  5. ^ "Changing Law: A Biography of Arthur T. Vanderbilt. Arthur T. Vanderbilt II (Rutgers University Press, 1976); Great American Judges: An Encyclopedia. John R. Vile (editor). (ASC CLIO, 2003).". 
  6. ^ "Selected Writings of Arthur T. Vanderbilt. F.J. Klein and J.S. Lee (editors). (Oceana Publications, 1965); The Yale Biographical Dictionary of American Law, Roger K. Newman (editor). (Yale University Press, 2009).". 
  7. ^ http://camlaw.rutgers.edu/statecon/publications/vandy2.pdf
Legal offices
Preceded by
First Chief Justice under 1947 Constitution
Chief Justice of the New Jersey Supreme Court
1948-1957
Succeeded by
Joseph Weintraub
This article was sourced from Creative Commons Attribution-ShareAlike License; additional terms may apply.
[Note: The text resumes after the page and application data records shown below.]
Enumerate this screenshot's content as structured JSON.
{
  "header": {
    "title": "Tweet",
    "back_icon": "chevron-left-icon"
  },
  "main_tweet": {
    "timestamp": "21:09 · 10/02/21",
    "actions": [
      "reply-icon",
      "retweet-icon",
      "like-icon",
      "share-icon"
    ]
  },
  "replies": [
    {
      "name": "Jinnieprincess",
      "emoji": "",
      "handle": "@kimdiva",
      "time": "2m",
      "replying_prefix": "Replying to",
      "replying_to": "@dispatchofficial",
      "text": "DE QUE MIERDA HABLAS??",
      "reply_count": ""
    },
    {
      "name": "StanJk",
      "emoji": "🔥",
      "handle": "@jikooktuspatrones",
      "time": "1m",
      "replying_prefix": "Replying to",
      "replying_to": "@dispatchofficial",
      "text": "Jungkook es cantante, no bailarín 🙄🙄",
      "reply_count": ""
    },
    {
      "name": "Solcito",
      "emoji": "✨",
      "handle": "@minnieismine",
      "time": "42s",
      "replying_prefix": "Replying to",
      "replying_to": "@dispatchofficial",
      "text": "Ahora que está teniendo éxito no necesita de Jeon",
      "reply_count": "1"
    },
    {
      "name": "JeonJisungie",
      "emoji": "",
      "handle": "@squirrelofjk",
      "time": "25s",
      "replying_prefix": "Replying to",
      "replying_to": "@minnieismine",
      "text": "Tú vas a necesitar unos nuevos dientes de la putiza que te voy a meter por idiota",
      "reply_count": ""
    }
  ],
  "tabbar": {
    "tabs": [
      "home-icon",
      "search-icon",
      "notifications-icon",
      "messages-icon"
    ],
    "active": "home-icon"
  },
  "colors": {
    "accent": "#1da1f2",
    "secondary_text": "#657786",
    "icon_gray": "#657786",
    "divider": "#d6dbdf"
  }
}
World Heritage Encyclopedia content is assembled from numerous content providers, Open Access Publishing, and in compliance with The Fair Access to Science and Technology Research Act (FASTR), Wikimedia Foundation, Inc., Public Library of Science, The Encyclopedia of Life, Open Book Publishers (OBP), PubMed, U.S. National Library of Medicine, National Center for Biotechnology Information, U.S. National Library of Medicine, National Institutes of Health (NIH), U.S. Department of Health & Human Services, and USA.gov, which sources content from all federal, state, local, tribal, and territorial government publication portals (.gov, .mil, .edu). Funding for USA.gov and content contributors is made possible from the U.S. Congress, E-Government Act of 2002.
 
Crowd sourced content that is contributed to World Heritage Encyclopedia is peer reviewed and edited by our editorial staff to ensure quality scholarly research articles.
 
By using this site, you agree to the Terms of Use and Privacy Policy. World Heritage Encyclopedia™ is a registered trademark of the World Public Library Association, a non-profit organization.
 


Copyright © World Library Foundation. All rights reserved. eBooks from Project Gutenberg are sponsored by the World Library Foundation,
a 501c(4) Member's Support Non-Profit Organization, and is NOT affiliated with any governmental agency or department.